Work to complete — Listed below are entries; give the number of lines among them that include "Prints", and only that number.

Dataset excerpts:
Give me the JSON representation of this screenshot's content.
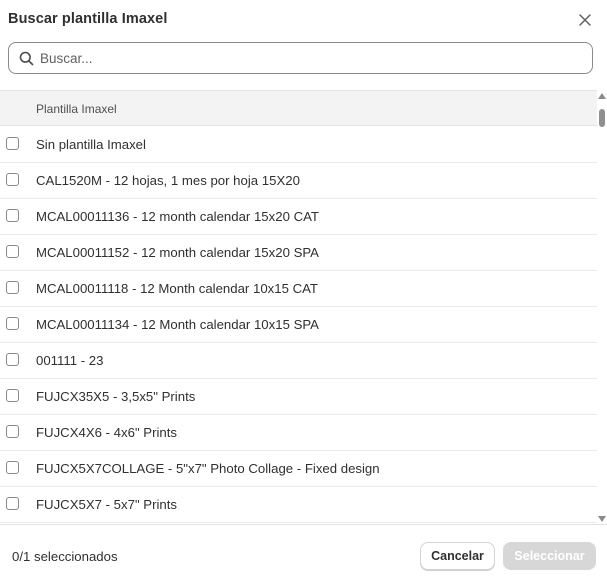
{
  "dialog": {
    "title": "Buscar plantilla Imaxel",
    "close_icon": "close-icon"
  },
  "search": {
    "placeholder": "Buscar...",
    "value": "",
    "icon": "search-icon"
  },
  "table": {
    "column_header": "Plantilla Imaxel",
    "rows": [
      {
        "label": "Sin plantilla Imaxel",
        "checked": false
      },
      {
        "label": "CAL1520M - 12 hojas, 1 mes por hoja 15X20",
        "checked": false
      },
      {
        "label": "MCAL00011136 - 12 month calendar 15x20 CAT",
        "checked": false
      },
      {
        "label": "MCAL00011152 - 12 month calendar 15x20 SPA",
        "checked": false
      },
      {
        "label": "MCAL00011118 - 12 Month calendar 10x15 CAT",
        "checked": false
      },
      {
        "label": "MCAL00011134 - 12 Month calendar 10x15 SPA",
        "checked": false
      },
      {
        "label": "001111 - 23",
        "checked": false
      },
      {
        "label": "FUJCX35X5 - 3,5x5\" Prints",
        "checked": false
      },
      {
        "label": "FUJCX4X6 - 4x6\" Prints",
        "checked": false
      },
      {
        "label": "FUJCX5X7COLLAGE - 5\"x7\" Photo Collage - Fixed design",
        "checked": false
      },
      {
        "label": "FUJCX5X7 - 5x7\" Prints",
        "checked": false
      }
    ]
  },
  "footer": {
    "selection_count": "0/1 seleccionados",
    "cancel_label": "Cancelar",
    "select_label": "Seleccionar"
  },
  "colors": {
    "text": "#303030",
    "border": "#8a8a8a",
    "header_bg": "#f3f3f3",
    "disabled_button": "#d7d7d7"
  }
}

Solution for this exercise — 3